Updated: May 16, 2021 1:06:23 pm
(Written by Achla Pritam Tandon)
Dear class of 2021,
A few weeks ago, at the virtual farewell party organised by your juniors, five people known to me were battling for their lives. The invisible enemy that we foolishly thought had been contained was resurgent in uncontrollable ways by April. Kumbh and Kolkata gatherings had showcased the absurd cultural and political hues of our democracy. One of those who lost the battle was my hostel warden from JNU days, an accomplished Fulbright economist, who was carried out by the police and an ambulance for his final journey, unaccompanied by his son and wife who had the same “positive” traits that took his life. The other was my old teacher from Jamia. The thought of them having gasped for breath, waiting for hospital beds and oxygen, given a hasty cremation, made it seem like a dystopia unfolding. Soon after, the latter’s daughter, her caregiver, lost the battle to this engulfing virus. Now I have started losing count of all those who joined the world of the dead. I have attended numerous online condolence meets for our “significant others”, who went like the proverbial dominoes, in the last fortnight.

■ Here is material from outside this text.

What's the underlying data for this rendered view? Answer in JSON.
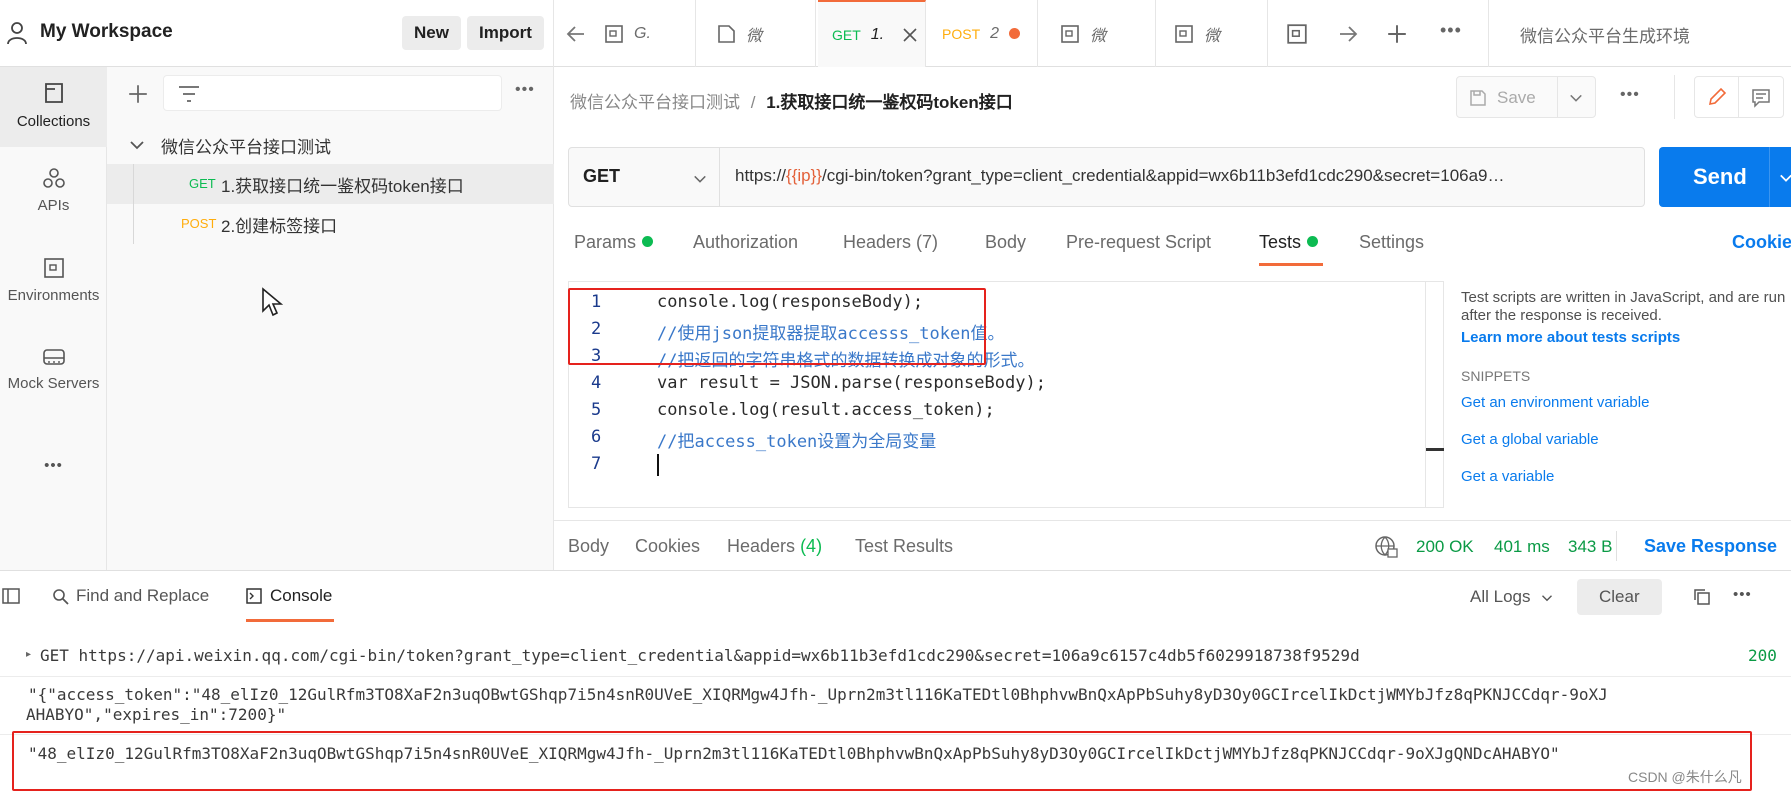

As I write, I am yet to process participation in an online cremation of our closest friend, whose 20-year-old son went through it all alone. No amount of Mahamrityunjay or nam myoho rengeh kyo chants helped.
I am narrating this to you after also attending the final farewell of a very young member of our family. Nakshatra was an 18-year-old boy from Gwalior, who could have been your junior, had healthcare and Covid protocols been prioritised by our politicians. His being snuffed out, in hospital, happened in the cruellest form that misgovernance and convoluted senses of power can reflect. This is a typical case of how macro-level politics can play itself out in micro-level settings. In that meeting, his parents related their agonising journey of seeing their child gasp for breath and their heart-wrenching narrative revealed frantic attempts to get hospital admission, increasingly demoralised son, non-transparent treatments, even a short-lived success of being able to remove their son’s name from the list of patients who were to be surreptitiously eased out, due to shortage of oxygen. Nakshatra was to take the 12th board examinations this year. How did his life have such a horrific end?

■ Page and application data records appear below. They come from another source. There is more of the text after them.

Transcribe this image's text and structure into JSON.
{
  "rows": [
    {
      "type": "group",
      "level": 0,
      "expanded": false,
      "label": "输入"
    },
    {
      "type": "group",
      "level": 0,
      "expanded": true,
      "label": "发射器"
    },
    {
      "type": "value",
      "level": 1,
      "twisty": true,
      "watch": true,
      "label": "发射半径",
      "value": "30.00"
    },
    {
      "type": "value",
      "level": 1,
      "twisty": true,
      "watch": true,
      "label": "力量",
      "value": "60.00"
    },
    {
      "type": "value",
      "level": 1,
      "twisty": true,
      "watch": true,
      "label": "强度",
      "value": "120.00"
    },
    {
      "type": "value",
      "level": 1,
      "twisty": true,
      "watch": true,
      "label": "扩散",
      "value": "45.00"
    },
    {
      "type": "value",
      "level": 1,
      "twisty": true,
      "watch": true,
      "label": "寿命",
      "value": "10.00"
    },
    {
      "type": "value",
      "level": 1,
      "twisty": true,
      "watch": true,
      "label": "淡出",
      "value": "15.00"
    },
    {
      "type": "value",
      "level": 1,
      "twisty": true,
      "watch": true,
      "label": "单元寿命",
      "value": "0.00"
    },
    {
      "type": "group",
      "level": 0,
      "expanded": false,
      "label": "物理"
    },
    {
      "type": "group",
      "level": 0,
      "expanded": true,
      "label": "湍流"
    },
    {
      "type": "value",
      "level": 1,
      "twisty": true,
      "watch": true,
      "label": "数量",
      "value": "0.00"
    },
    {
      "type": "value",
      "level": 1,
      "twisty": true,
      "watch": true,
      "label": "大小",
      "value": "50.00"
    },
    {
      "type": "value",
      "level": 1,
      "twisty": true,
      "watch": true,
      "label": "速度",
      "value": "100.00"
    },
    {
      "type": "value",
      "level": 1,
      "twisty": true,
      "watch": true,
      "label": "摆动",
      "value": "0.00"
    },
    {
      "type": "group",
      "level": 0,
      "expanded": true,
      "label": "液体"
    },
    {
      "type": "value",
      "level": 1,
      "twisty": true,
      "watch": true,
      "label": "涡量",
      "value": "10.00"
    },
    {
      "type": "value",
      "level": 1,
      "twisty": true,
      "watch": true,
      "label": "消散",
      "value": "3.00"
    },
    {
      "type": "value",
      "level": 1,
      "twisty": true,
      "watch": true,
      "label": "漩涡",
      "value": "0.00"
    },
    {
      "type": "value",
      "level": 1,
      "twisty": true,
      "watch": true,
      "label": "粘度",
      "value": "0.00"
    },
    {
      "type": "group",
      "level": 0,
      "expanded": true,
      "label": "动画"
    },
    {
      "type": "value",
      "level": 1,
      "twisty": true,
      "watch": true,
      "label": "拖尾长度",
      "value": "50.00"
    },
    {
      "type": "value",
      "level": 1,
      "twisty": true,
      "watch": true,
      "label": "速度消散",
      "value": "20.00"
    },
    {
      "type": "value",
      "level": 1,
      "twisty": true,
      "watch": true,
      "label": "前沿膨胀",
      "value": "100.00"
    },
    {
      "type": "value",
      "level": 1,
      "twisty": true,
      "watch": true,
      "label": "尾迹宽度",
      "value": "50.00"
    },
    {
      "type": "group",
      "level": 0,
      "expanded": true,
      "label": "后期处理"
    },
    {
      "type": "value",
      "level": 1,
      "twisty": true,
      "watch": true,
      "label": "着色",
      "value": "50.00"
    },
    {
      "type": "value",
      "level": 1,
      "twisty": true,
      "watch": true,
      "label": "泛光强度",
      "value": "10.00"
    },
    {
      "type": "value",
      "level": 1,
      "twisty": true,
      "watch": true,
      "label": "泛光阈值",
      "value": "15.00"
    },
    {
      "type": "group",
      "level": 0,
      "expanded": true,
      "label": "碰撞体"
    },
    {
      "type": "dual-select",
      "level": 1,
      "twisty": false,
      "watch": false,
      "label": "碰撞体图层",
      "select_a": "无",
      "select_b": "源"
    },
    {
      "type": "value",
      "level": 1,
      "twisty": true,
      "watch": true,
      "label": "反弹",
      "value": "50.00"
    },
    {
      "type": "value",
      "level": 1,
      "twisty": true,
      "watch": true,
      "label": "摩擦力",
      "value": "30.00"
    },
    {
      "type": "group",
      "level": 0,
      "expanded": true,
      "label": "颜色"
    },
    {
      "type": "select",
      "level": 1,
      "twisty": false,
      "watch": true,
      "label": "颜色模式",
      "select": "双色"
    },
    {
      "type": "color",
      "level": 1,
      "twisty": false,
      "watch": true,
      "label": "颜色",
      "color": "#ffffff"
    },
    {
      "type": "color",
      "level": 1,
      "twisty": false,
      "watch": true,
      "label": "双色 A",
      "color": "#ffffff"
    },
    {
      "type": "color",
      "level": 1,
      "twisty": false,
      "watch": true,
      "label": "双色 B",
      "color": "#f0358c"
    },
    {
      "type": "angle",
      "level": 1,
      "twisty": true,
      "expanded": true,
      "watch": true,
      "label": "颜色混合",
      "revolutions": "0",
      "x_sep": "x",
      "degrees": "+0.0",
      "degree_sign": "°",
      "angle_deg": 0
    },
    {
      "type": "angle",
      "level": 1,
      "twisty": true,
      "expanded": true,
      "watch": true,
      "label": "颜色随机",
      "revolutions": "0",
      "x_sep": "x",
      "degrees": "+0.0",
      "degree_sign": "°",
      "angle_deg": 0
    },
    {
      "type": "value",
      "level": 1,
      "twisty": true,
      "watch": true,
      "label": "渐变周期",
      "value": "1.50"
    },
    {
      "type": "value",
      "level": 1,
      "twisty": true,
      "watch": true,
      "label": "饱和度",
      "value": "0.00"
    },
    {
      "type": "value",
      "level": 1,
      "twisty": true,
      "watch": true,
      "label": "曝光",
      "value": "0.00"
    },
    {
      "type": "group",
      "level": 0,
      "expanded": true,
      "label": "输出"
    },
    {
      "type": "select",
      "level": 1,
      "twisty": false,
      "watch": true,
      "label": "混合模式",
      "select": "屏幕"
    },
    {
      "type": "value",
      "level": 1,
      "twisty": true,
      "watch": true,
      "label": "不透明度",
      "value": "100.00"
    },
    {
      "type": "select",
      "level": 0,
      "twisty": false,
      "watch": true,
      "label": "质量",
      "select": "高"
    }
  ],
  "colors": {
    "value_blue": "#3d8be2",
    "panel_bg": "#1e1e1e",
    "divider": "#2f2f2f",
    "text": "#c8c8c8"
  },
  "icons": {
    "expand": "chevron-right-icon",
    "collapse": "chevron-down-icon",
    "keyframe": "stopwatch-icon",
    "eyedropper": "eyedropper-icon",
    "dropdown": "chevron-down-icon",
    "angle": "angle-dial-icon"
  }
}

Hope your sociological imagination will help you to understand the above narratives as a metaphor for what’s happening to our country. Beware! Even the young are not being spared. This one is the real war which we could have easily won. It is this war that warranted multipronged surgical strikes, not the much-proclaimed ones which were mostly skirmishes touted as major militaristic feats.
So go on, my students — recognise the virus within. Do try to reflect if we, as a country, could have done things differently. Is there such a culture of indifference, one-upmanship and sycophancy in the politics of our land that petty blame-gaming becomes our forte rather than rational strategising? The biological enemy is overshadowed by our deep-seated virus of hatred, prejudice and insensitivity towards core issues like health and education. Being defensive about mismanagement becomes the ready reckoner for most politicians. You have read enough on capitalism, inequality, religion, power etc. As examinees, I am confident you will perform well. But just for humanity’s sake, do you see the criminal negligence and callousness of the power elite? How they hoard oxygen, medicines, protect or ignore Covid profiteers and dress up statistics? Did you observe that the world’s biggest pharmaceutical producer facilitated the distribution of vaccines outside but did not have enough within the country? Why aren’t vaccines freely available? Why were large gatherings allowed at the height of the spread? Do you see the mockery of democracy where some communities are seen as anti-national and another gets away with sacred approval, for the same act? In case you think this is about a Right-Left narrative or Majority vs. Minority identities, come out of those binaries. In 2021, we have moved far beyond that. Note closely how the failure of leadership and lack of transparency can literally determine the course of our lives, and, in such a deathly way. So stop blaming any one party in this diabolic reality we are living and dying in. It’s a collective failure.
This farewell note to you is dedicated to the many close ones who could have lived on, especially to young Nakshatra. You, my dear young sociologists, have been skilled for being sensitised bureaucrats, lawyers, social workers, researchers, filmmakers, etc. But, I do hope some of you consciously choose politics as a full-time vocation, and promise that you will not let the country come to such a pass where death, dying and despair are the new normal, caused by a political virus, not a biological one.
If this is not war, what is?
Stay safe and bring back a healthy and happy India!
The writer is associate professor of sociology, Hindu College, University of Delhi